▶ _Exercise input_:
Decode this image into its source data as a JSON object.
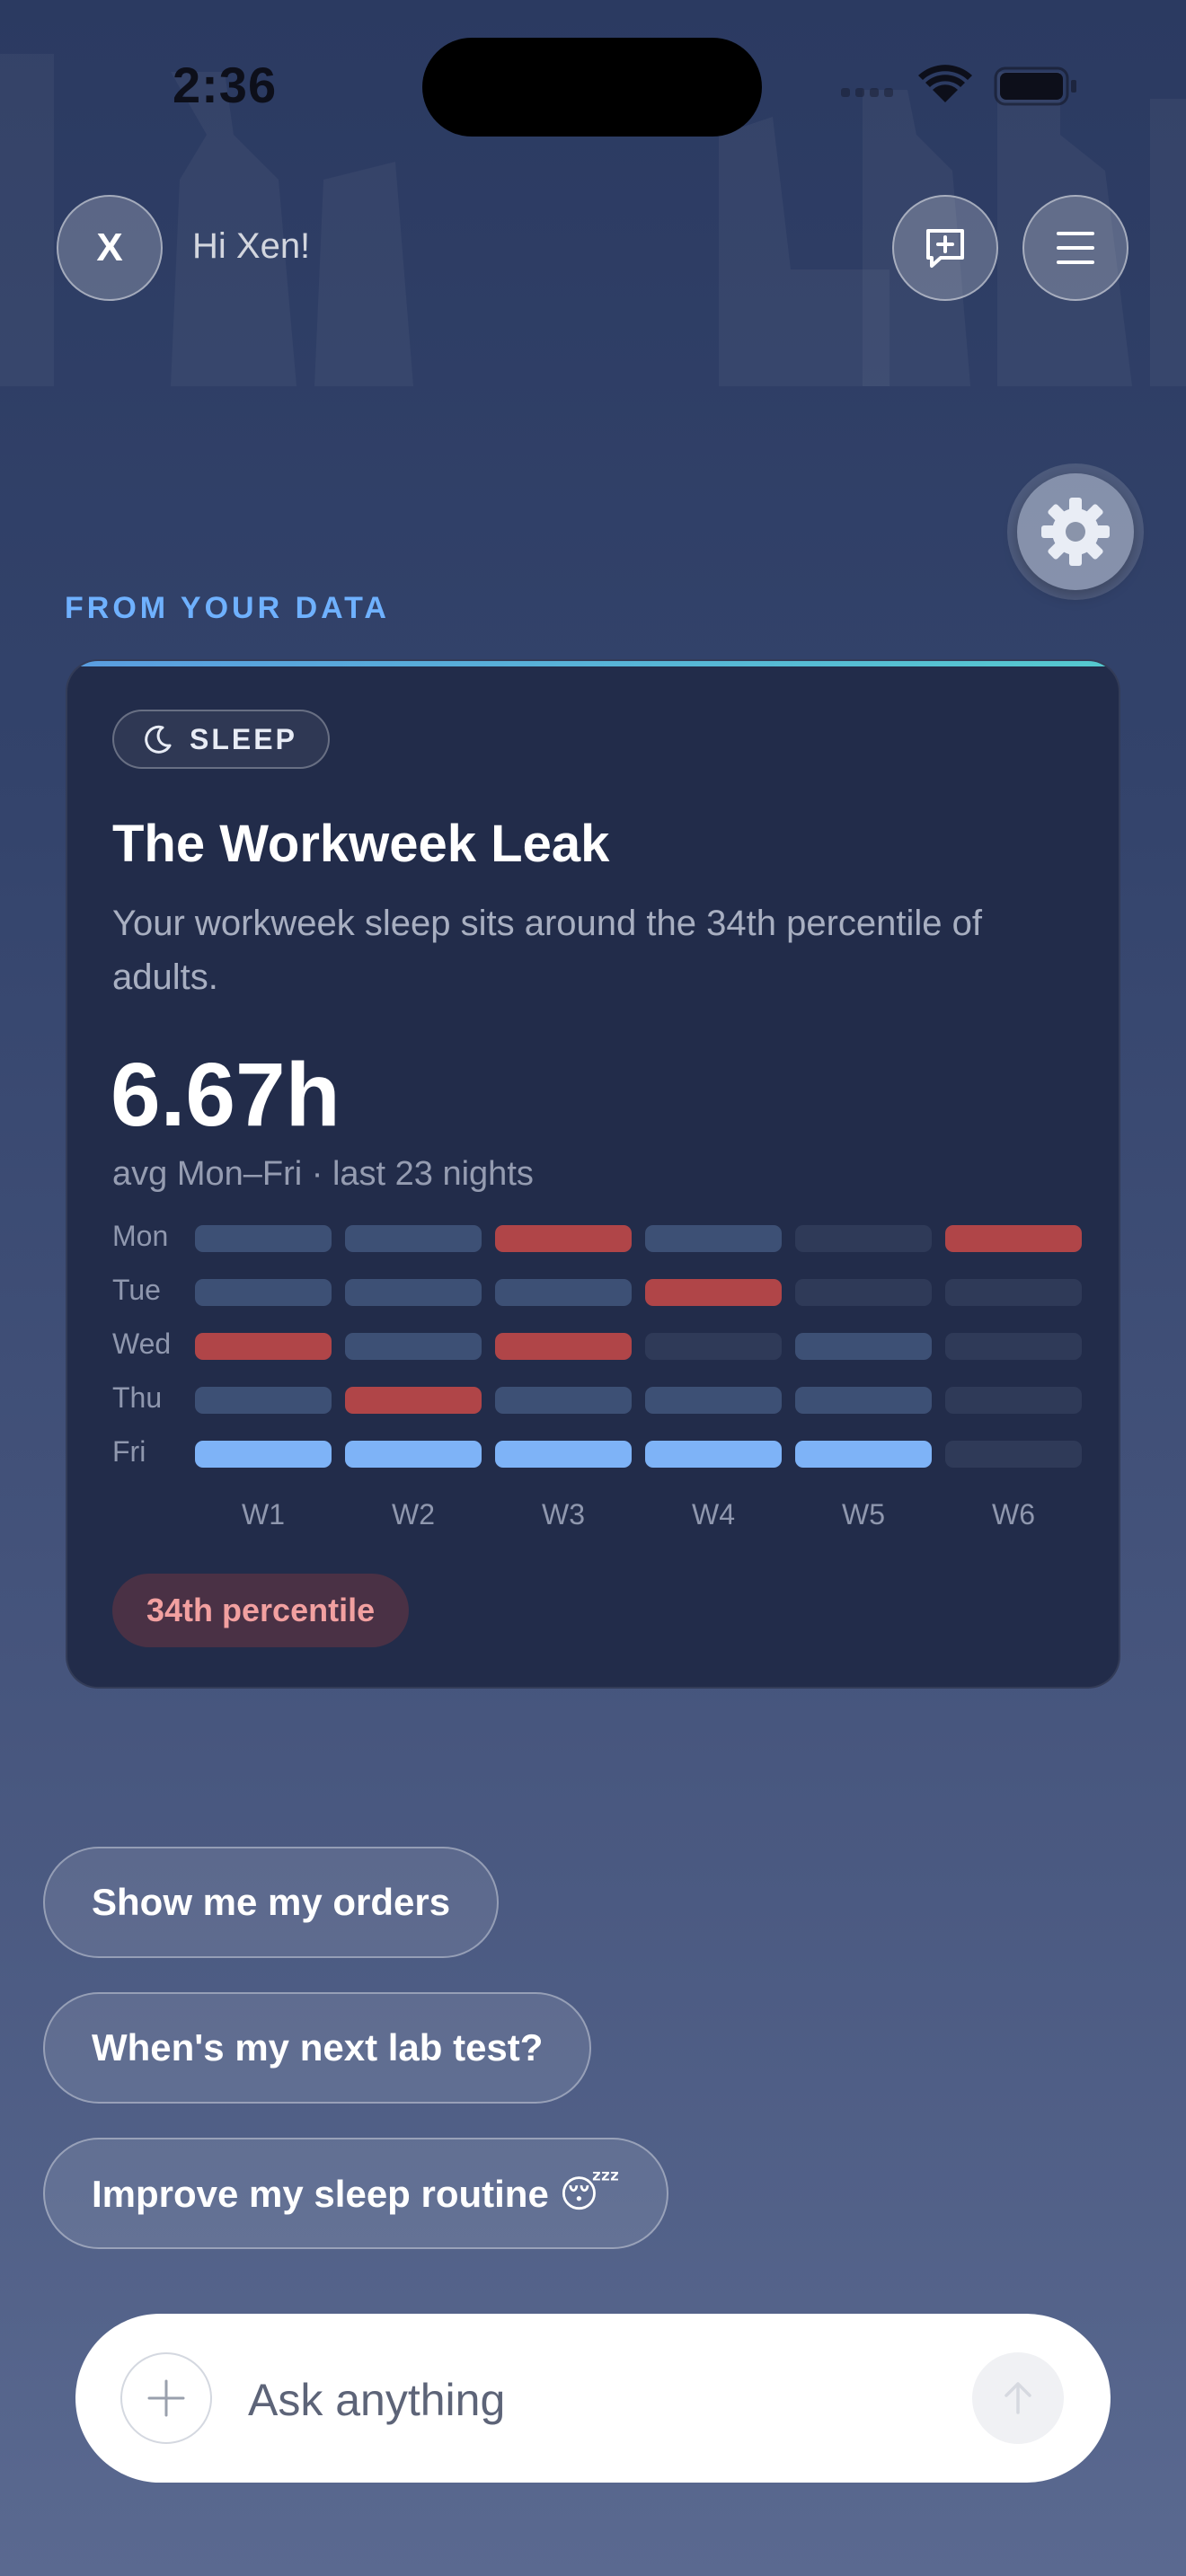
{
  "status_bar": {
    "time": "2:36"
  },
  "header": {
    "avatar_initial": "X",
    "greeting": "Hi Xen!"
  },
  "icons": {
    "new_chat": "chat-plus-icon",
    "menu": "hamburger-menu-icon",
    "settings": "gear-icon",
    "sleep": "moon-icon",
    "add": "plus-icon",
    "send": "arrow-up-icon"
  },
  "section_label": "FROM YOUR DATA",
  "card": {
    "chip_label": "SLEEP",
    "title": "The Workweek Leak",
    "description": "Your workweek sleep sits around the 34th percentile of adults.",
    "metric": "6.67h",
    "metric_caption": "avg Mon–Fri · last 23 nights",
    "percentile_badge": "34th percentile",
    "grid": {
      "days": [
        "Mon",
        "Tue",
        "Wed",
        "Thu",
        "Fri"
      ],
      "weeks": [
        "W1",
        "W2",
        "W3",
        "W4",
        "W5",
        "W6"
      ],
      "cells": [
        [
          "normal",
          "normal",
          "low",
          "normal",
          "empty",
          "low"
        ],
        [
          "normal",
          "normal",
          "normal",
          "low",
          "empty",
          "empty"
        ],
        [
          "low",
          "normal",
          "low",
          "empty",
          "normal",
          "empty"
        ],
        [
          "normal",
          "low",
          "normal",
          "normal",
          "normal",
          "empty"
        ],
        [
          "good",
          "good",
          "good",
          "good",
          "good",
          "empty"
        ]
      ],
      "colors": {
        "normal": "#3d5075",
        "low": "#b04548",
        "good": "#7eb3f7",
        "empty": "#2f3a58"
      }
    }
  },
  "suggestions": [
    "Show me my orders",
    "When's my next lab test?",
    "Improve my sleep routine 😴"
  ],
  "input": {
    "placeholder": "Ask anything"
  },
  "colors": {
    "accent": "#6fb1ff",
    "card_bg": "#222c4a",
    "badge_text": "#f2a0a0",
    "badge_bg": "#4a3145"
  }
}
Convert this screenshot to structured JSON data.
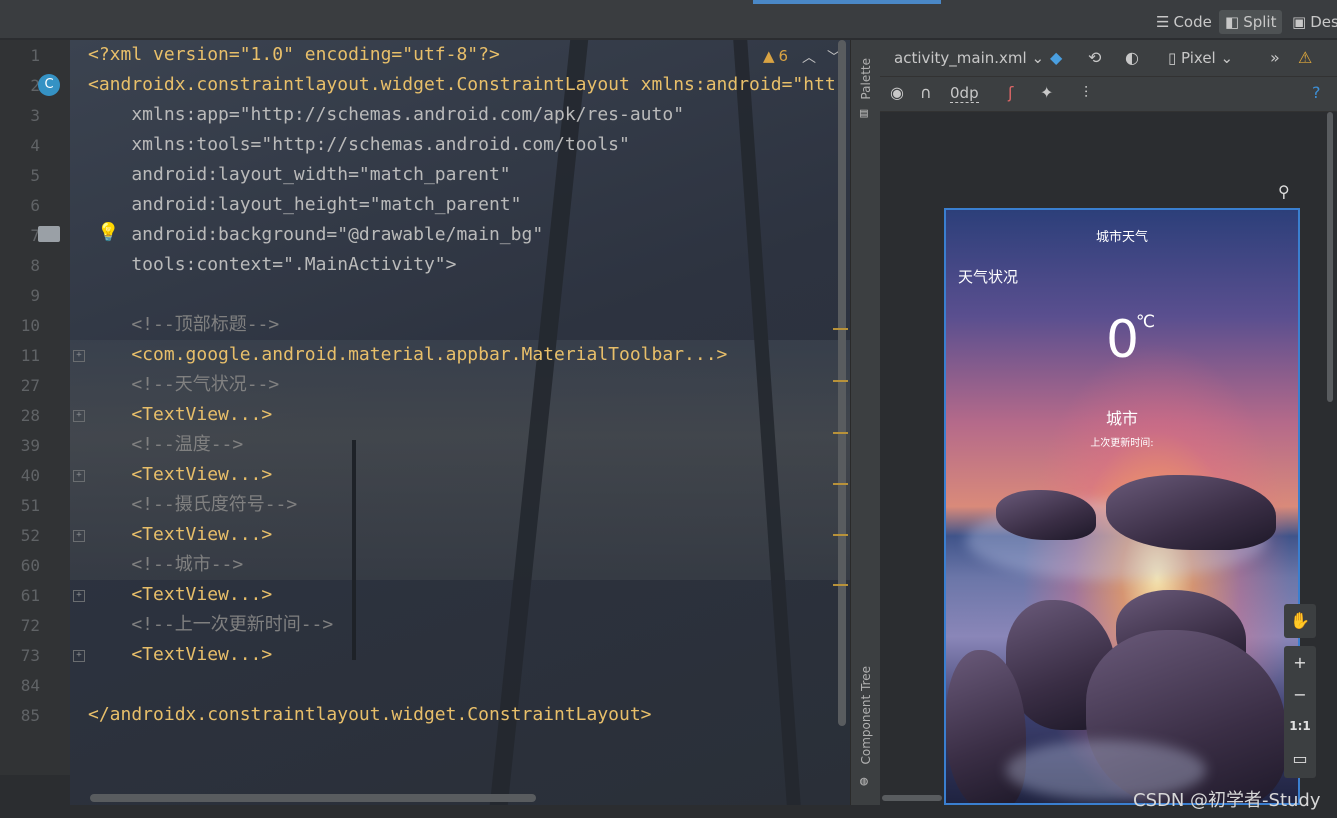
{
  "view_switcher": {
    "code_label": "Code",
    "split_label": "Split",
    "design_label": "Des"
  },
  "editor": {
    "warning_count": "6",
    "lines": [
      {
        "num": "1",
        "text": "<?xml version=\"1.0\" encoding=\"utf-8\"?>"
      },
      {
        "num": "2",
        "text": "<androidx.constraintlayout.widget.ConstraintLayout xmlns:android=\"htt"
      },
      {
        "num": "3",
        "text": "    xmlns:app=\"http://schemas.android.com/apk/res-auto\""
      },
      {
        "num": "4",
        "text": "    xmlns:tools=\"http://schemas.android.com/tools\""
      },
      {
        "num": "5",
        "text": "    android:layout_width=\"match_parent\""
      },
      {
        "num": "6",
        "text": "    android:layout_height=\"match_parent\""
      },
      {
        "num": "7",
        "text": "    android:background=\"@drawable/main_bg\""
      },
      {
        "num": "8",
        "text": "    tools:context=\".MainActivity\">"
      },
      {
        "num": "9",
        "text": ""
      },
      {
        "num": "10",
        "text": "    <!--顶部标题-->"
      },
      {
        "num": "11",
        "text": "    <com.google.android.material.appbar.MaterialToolbar...>"
      },
      {
        "num": "27",
        "text": "    <!--天气状况-->"
      },
      {
        "num": "28",
        "text": "    <TextView...>"
      },
      {
        "num": "39",
        "text": "    <!--温度-->"
      },
      {
        "num": "40",
        "text": "    <TextView...>"
      },
      {
        "num": "51",
        "text": "    <!--摄氏度符号-->"
      },
      {
        "num": "52",
        "text": "    <TextView...>"
      },
      {
        "num": "60",
        "text": "    <!--城市-->"
      },
      {
        "num": "61",
        "text": "    <TextView...>"
      },
      {
        "num": "72",
        "text": "    <!--上一次更新时间-->"
      },
      {
        "num": "73",
        "text": "    <TextView...>"
      },
      {
        "num": "84",
        "text": ""
      },
      {
        "num": "85",
        "text": "</androidx.constraintlayout.widget.ConstraintLayout>"
      }
    ]
  },
  "sidebar": {
    "palette_label": "Palette",
    "component_tree_label": "Component Tree"
  },
  "design_toolbar": {
    "file_name": "activity_main.xml",
    "device": "Pixel",
    "margin": "0dp"
  },
  "preview": {
    "toolbar_title": "城市天气",
    "weather_status": "天气状况",
    "temperature": "0",
    "degree_symbol": "℃",
    "city": "城市",
    "last_update": "上次更新时间:"
  },
  "zoom_tools": {
    "zoom_in": "+",
    "zoom_out": "−",
    "actual_size": "1:1"
  },
  "watermark": "CSDN @初学者-Study"
}
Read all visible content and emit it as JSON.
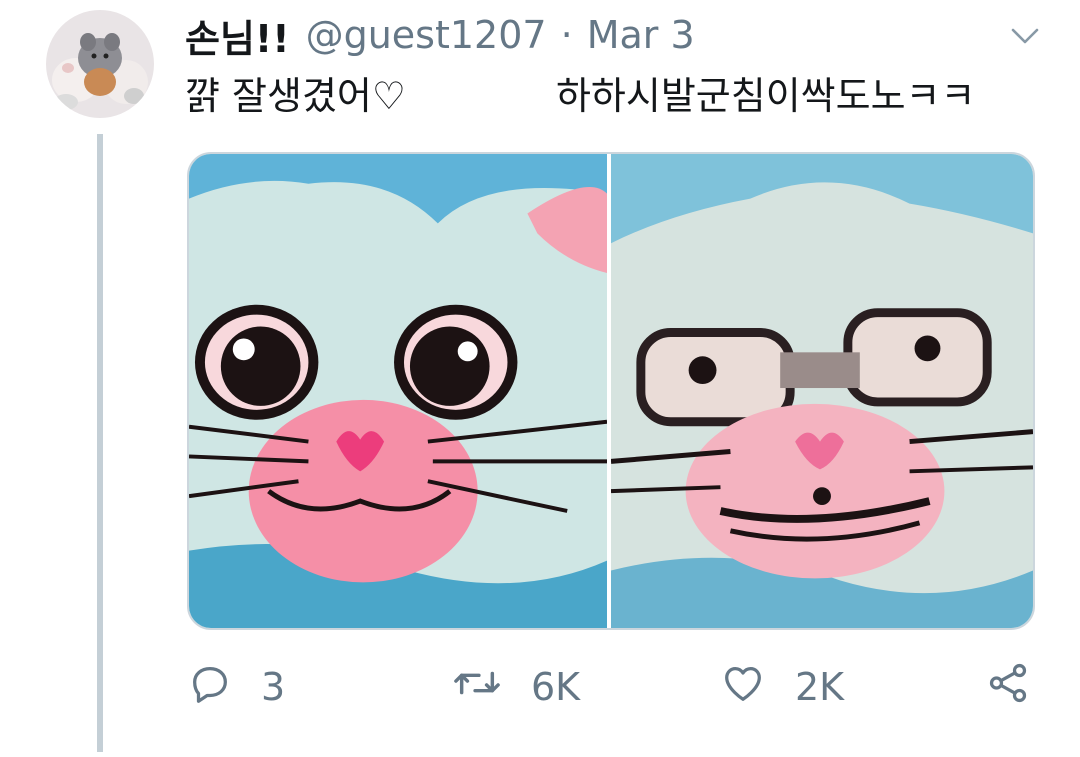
{
  "tweet": {
    "author": {
      "display_name": "손님!!",
      "handle": "@guest1207"
    },
    "separator": "·",
    "date": "Mar 3",
    "text_part1": "꺍 잘생겼어♡",
    "text_part2": "하하시발군침이싹도노ㅋㅋ",
    "icons": {
      "more": "chevron-down-icon",
      "reply": "reply-icon",
      "retweet": "retweet-icon",
      "like": "heart-icon",
      "share": "share-icon"
    },
    "actions": {
      "reply_count": "3",
      "retweet_count": "6K",
      "like_count": "2K"
    },
    "colors": {
      "text": "#14171a",
      "secondary": "#657786",
      "thread_line": "#c4cfd6",
      "border": "#ccd6dd"
    }
  }
}
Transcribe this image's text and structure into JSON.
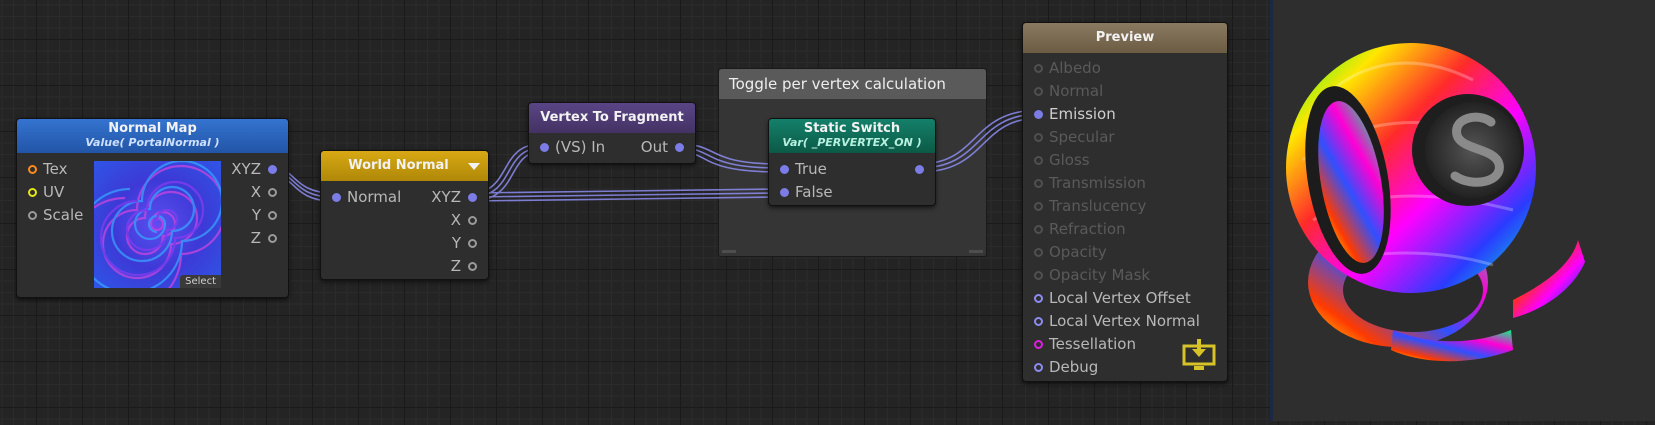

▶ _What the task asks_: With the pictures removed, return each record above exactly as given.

▶ _Written solution_:
Decode this image into its source data as a JSON object.
{
  "status_bar": {
    "time": "2:36"
  },
  "header": {
    "avatar_initial": "X",
    "greeting": "Hi Xen!"
  },
  "icons": {
    "new_chat": "chat-plus-icon",
    "menu": "hamburger-menu-icon",
    "settings": "gear-icon",
    "sleep": "moon-icon",
    "add": "plus-icon",
    "send": "arrow-up-icon"
  },
  "section_label": "FROM YOUR DATA",
  "card": {
    "chip_label": "SLEEP",
    "title": "The Workweek Leak",
    "description": "Your workweek sleep sits around the 34th percentile of adults.",
    "metric": "6.67h",
    "metric_caption": "avg Mon–Fri · last 23 nights",
    "percentile_badge": "34th percentile",
    "grid": {
      "days": [
        "Mon",
        "Tue",
        "Wed",
        "Thu",
        "Fri"
      ],
      "weeks": [
        "W1",
        "W2",
        "W3",
        "W4",
        "W5",
        "W6"
      ],
      "cells": [
        [
          "normal",
          "normal",
          "low",
          "normal",
          "empty",
          "low"
        ],
        [
          "normal",
          "normal",
          "normal",
          "low",
          "empty",
          "empty"
        ],
        [
          "low",
          "normal",
          "low",
          "empty",
          "normal",
          "empty"
        ],
        [
          "normal",
          "low",
          "normal",
          "normal",
          "normal",
          "empty"
        ],
        [
          "good",
          "good",
          "good",
          "good",
          "good",
          "empty"
        ]
      ],
      "colors": {
        "normal": "#3d5075",
        "low": "#b04548",
        "good": "#7eb3f7",
        "empty": "#2f3a58"
      }
    }
  },
  "suggestions": [
    "Show me my orders",
    "When's my next lab test?",
    "Improve my sleep routine 😴"
  ],
  "input": {
    "placeholder": "Ask anything"
  },
  "colors": {
    "accent": "#6fb1ff",
    "card_bg": "#222c4a",
    "badge_text": "#f2a0a0",
    "badge_bg": "#4a3145"
  }
}
Convert this screenshot to structured JSON data.
{
  "view_switcher": {
    "code_label": "Code",
    "split_label": "Split",
    "design_label": "Des"
  },
  "editor": {
    "warning_count": "6",
    "lines": [
      {
        "num": "1",
        "text": "<?xml version=\"1.0\" encoding=\"utf-8\"?>"
      },
      {
        "num": "2",
        "text": "<androidx.constraintlayout.widget.ConstraintLayout xmlns:android=\"htt"
      },
      {
        "num": "3",
        "text": "    xmlns:app=\"http://schemas.android.com/apk/res-auto\""
      },
      {
        "num": "4",
        "text": "    xmlns:tools=\"http://schemas.android.com/tools\""
      },
      {
        "num": "5",
        "text": "    android:layout_width=\"match_parent\""
      },
      {
        "num": "6",
        "text": "    android:layout_height=\"match_parent\""
      },
      {
        "num": "7",
        "text": "    android:background=\"@drawable/main_bg\""
      },
      {
        "num": "8",
        "text": "    tools:context=\".MainActivity\">"
      },
      {
        "num": "9",
        "text": ""
      },
      {
        "num": "10",
        "text": "    <!--顶部标题-->"
      },
      {
        "num": "11",
        "text": "    <com.google.android.material.appbar.MaterialToolbar...>"
      },
      {
        "num": "27",
        "text": "    <!--天气状况-->"
      },
      {
        "num": "28",
        "text": "    <TextView...>"
      },
      {
        "num": "39",
        "text": "    <!--温度-->"
      },
      {
        "num": "40",
        "text": "    <TextView...>"
      },
      {
        "num": "51",
        "text": "    <!--摄氏度符号-->"
      },
      {
        "num": "52",
        "text": "    <TextView...>"
      },
      {
        "num": "60",
        "text": "    <!--城市-->"
      },
      {
        "num": "61",
        "text": "    <TextView...>"
      },
      {
        "num": "72",
        "text": "    <!--上一次更新时间-->"
      },
      {
        "num": "73",
        "text": "    <TextView...>"
      },
      {
        "num": "84",
        "text": ""
      },
      {
        "num": "85",
        "text": "</androidx.constraintlayout.widget.ConstraintLayout>"
      }
    ]
  },
  "sidebar": {
    "palette_label": "Palette",
    "component_tree_label": "Component Tree"
  },
  "design_toolbar": {
    "file_name": "activity_main.xml",
    "device": "Pixel",
    "margin": "0dp"
  },
  "preview": {
    "toolbar_title": "城市天气",
    "weather_status": "天气状况",
    "temperature": "0",
    "degree_symbol": "℃",
    "city": "城市",
    "last_update": "上次更新时间:"
  },
  "zoom_tools": {
    "zoom_in": "+",
    "zoom_out": "−",
    "actual_size": "1:1"
  },
  "watermark": "CSDN @初学者-Study"
}
Read all visible content and emit it as JSON.
{
  "tweet": {
    "author": {
      "display_name": "손님!!",
      "handle": "@guest1207"
    },
    "separator": "·",
    "date": "Mar 3",
    "text_part1": "꺍 잘생겼어♡",
    "text_part2": "하하시발군침이싹도노ㅋㅋ",
    "icons": {
      "more": "chevron-down-icon",
      "reply": "reply-icon",
      "retweet": "retweet-icon",
      "like": "heart-icon",
      "share": "share-icon"
    },
    "actions": {
      "reply_count": "3",
      "retweet_count": "6K",
      "like_count": "2K"
    },
    "colors": {
      "text": "#14171a",
      "secondary": "#657786",
      "thread_line": "#c4cfd6",
      "border": "#ccd6dd"
    }
  }
}
Transcribe this image's text and structure into JSON.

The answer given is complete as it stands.